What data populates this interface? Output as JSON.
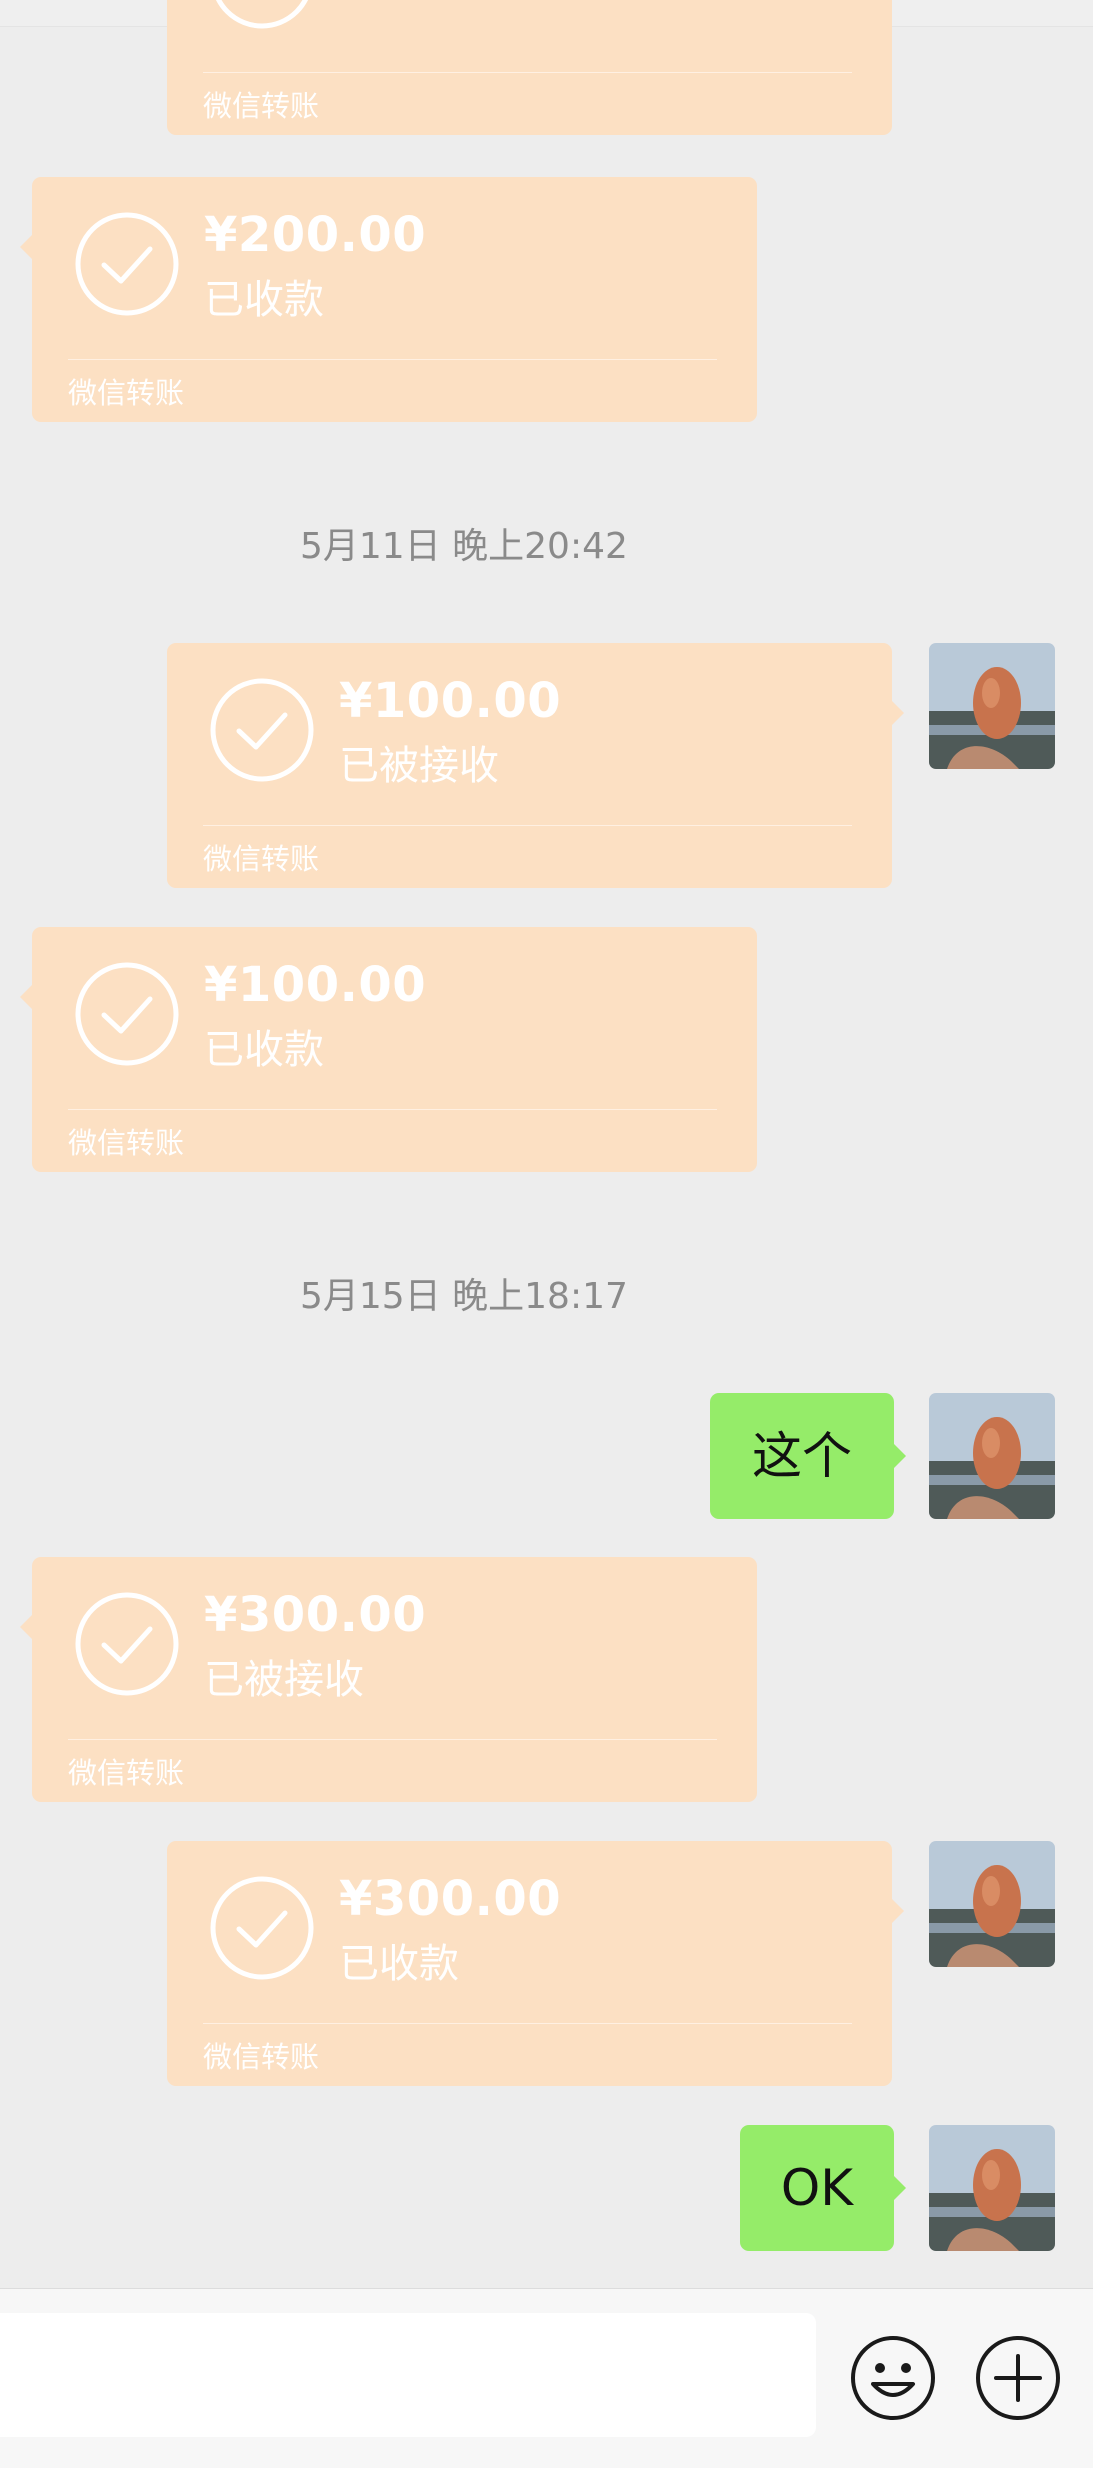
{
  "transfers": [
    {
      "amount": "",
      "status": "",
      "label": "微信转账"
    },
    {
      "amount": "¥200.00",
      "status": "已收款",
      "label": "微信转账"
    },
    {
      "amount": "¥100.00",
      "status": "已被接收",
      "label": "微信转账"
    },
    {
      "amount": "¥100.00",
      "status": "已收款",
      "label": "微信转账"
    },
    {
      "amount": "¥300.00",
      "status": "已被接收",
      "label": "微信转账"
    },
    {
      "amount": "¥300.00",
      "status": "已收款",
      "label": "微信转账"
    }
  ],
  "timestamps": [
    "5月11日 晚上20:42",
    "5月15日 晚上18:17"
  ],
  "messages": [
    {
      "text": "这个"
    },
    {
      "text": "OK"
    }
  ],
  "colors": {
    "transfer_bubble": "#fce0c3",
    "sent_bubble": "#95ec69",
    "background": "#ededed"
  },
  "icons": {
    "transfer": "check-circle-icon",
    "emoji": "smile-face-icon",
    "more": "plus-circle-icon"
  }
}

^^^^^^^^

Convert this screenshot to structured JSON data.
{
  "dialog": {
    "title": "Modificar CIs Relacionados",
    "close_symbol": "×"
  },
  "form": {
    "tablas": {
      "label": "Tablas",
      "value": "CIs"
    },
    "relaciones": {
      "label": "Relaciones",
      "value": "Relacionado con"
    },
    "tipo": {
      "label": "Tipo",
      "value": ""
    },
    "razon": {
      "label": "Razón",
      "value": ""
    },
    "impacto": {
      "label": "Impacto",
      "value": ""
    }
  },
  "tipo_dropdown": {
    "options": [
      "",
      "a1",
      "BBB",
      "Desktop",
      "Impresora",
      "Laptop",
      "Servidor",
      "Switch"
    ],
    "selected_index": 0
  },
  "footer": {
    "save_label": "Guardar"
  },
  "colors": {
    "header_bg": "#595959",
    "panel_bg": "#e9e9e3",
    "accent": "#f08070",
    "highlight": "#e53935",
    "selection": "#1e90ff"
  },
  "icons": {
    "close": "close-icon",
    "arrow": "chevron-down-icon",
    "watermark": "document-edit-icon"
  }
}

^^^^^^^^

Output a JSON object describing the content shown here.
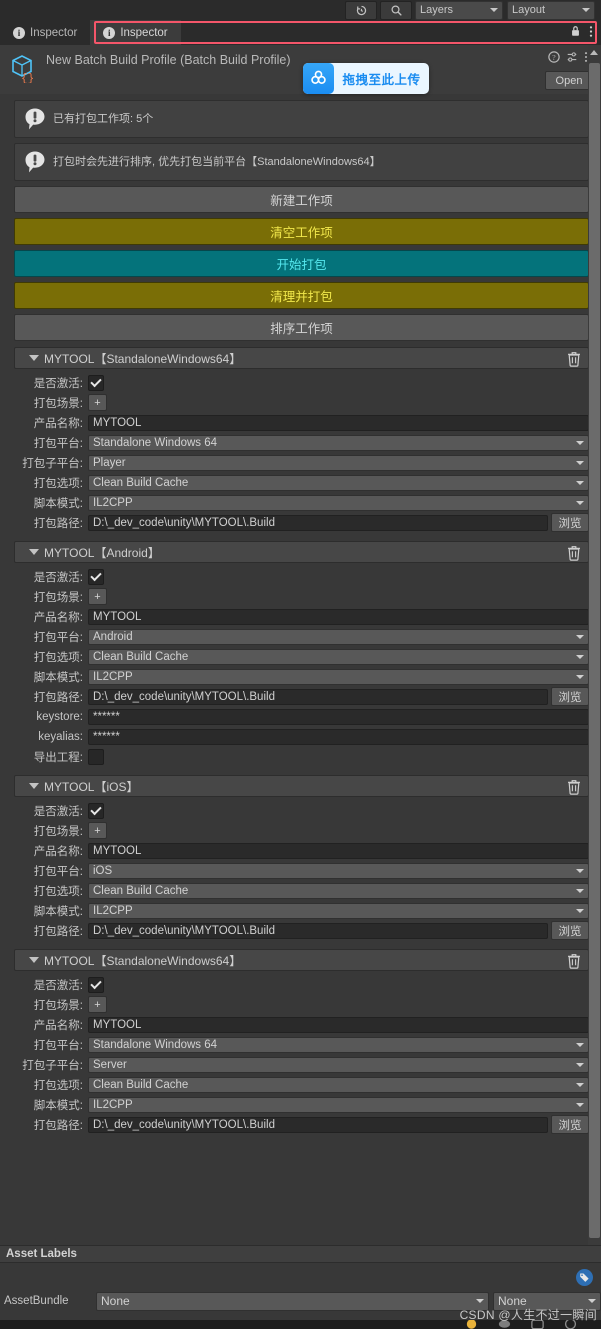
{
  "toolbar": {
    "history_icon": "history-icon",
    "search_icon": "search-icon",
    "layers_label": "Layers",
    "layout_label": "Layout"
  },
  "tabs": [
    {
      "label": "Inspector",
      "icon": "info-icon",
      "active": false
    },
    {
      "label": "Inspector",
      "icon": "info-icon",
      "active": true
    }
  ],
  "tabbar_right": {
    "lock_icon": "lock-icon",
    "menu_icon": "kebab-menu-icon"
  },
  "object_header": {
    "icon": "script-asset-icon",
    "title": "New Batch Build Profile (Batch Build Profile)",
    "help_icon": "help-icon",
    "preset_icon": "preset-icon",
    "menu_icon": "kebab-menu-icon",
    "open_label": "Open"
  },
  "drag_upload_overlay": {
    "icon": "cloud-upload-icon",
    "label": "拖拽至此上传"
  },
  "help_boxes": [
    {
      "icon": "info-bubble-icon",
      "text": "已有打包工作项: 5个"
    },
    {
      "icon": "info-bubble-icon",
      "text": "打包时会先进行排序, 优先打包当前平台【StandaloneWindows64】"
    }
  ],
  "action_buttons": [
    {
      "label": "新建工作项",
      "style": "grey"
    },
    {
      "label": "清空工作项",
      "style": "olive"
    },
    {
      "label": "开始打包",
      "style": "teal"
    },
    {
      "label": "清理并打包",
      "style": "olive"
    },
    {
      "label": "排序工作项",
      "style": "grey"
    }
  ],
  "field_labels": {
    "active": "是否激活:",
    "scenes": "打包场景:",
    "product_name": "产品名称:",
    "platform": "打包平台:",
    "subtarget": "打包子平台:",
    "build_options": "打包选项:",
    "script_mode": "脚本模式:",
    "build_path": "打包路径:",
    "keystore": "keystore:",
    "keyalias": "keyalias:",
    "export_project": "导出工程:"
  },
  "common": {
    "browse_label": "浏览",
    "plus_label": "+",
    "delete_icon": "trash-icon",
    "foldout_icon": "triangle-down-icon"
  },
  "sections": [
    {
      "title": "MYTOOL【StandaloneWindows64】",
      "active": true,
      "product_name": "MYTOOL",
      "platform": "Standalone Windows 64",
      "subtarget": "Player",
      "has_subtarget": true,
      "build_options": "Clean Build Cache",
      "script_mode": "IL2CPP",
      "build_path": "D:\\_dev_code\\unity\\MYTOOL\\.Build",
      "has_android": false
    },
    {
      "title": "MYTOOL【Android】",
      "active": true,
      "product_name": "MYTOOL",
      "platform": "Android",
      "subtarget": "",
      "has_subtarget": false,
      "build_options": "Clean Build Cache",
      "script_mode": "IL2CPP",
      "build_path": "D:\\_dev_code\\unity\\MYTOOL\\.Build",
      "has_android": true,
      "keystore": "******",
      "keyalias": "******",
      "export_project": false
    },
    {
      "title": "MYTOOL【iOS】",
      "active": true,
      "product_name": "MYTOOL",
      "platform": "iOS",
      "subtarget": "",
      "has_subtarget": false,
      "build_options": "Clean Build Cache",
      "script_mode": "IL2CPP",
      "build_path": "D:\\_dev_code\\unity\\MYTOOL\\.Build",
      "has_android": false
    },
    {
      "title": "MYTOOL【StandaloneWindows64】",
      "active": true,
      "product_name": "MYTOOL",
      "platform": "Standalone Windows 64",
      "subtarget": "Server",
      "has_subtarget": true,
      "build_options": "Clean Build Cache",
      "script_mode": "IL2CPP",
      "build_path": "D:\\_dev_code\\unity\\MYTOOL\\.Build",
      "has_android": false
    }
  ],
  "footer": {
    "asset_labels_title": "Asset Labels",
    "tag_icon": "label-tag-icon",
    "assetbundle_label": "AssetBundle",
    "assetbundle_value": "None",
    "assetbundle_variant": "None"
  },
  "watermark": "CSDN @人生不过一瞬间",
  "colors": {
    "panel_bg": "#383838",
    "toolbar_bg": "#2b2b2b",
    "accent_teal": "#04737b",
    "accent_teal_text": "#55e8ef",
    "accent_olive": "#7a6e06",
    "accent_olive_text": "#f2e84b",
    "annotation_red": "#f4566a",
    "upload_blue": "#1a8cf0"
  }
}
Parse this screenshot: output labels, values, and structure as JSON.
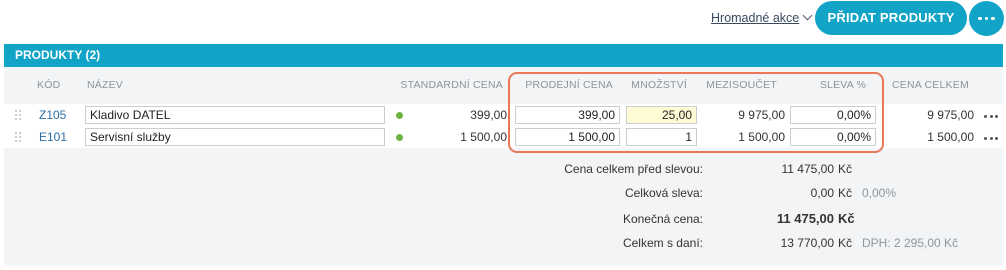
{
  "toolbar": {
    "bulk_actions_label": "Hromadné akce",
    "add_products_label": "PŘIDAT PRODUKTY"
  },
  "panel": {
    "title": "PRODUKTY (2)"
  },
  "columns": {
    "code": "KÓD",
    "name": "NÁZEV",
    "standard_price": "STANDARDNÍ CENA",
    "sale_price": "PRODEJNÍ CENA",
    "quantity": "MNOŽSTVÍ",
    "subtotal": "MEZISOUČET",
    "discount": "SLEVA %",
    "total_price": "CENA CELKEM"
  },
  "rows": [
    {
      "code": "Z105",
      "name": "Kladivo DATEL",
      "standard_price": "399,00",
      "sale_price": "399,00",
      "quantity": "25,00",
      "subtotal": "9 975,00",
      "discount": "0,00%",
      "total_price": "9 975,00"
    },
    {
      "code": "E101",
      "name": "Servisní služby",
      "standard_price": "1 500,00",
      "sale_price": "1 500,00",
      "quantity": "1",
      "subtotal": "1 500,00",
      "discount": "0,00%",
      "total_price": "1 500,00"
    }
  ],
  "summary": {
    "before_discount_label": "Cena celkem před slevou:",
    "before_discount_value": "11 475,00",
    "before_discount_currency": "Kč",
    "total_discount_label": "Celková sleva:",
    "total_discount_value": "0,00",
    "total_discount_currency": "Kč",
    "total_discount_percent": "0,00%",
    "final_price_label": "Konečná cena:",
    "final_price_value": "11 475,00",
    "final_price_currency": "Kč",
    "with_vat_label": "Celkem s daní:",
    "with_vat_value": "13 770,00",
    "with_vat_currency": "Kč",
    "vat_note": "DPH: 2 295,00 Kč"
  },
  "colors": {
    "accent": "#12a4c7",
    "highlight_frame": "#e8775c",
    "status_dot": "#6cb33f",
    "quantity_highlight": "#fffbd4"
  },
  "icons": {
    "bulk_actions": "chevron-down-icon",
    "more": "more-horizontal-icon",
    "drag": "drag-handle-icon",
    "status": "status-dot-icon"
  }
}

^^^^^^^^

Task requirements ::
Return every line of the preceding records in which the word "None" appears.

Task response ::
    "assetbundle_value": "None",
    "assetbundle_variant": "None"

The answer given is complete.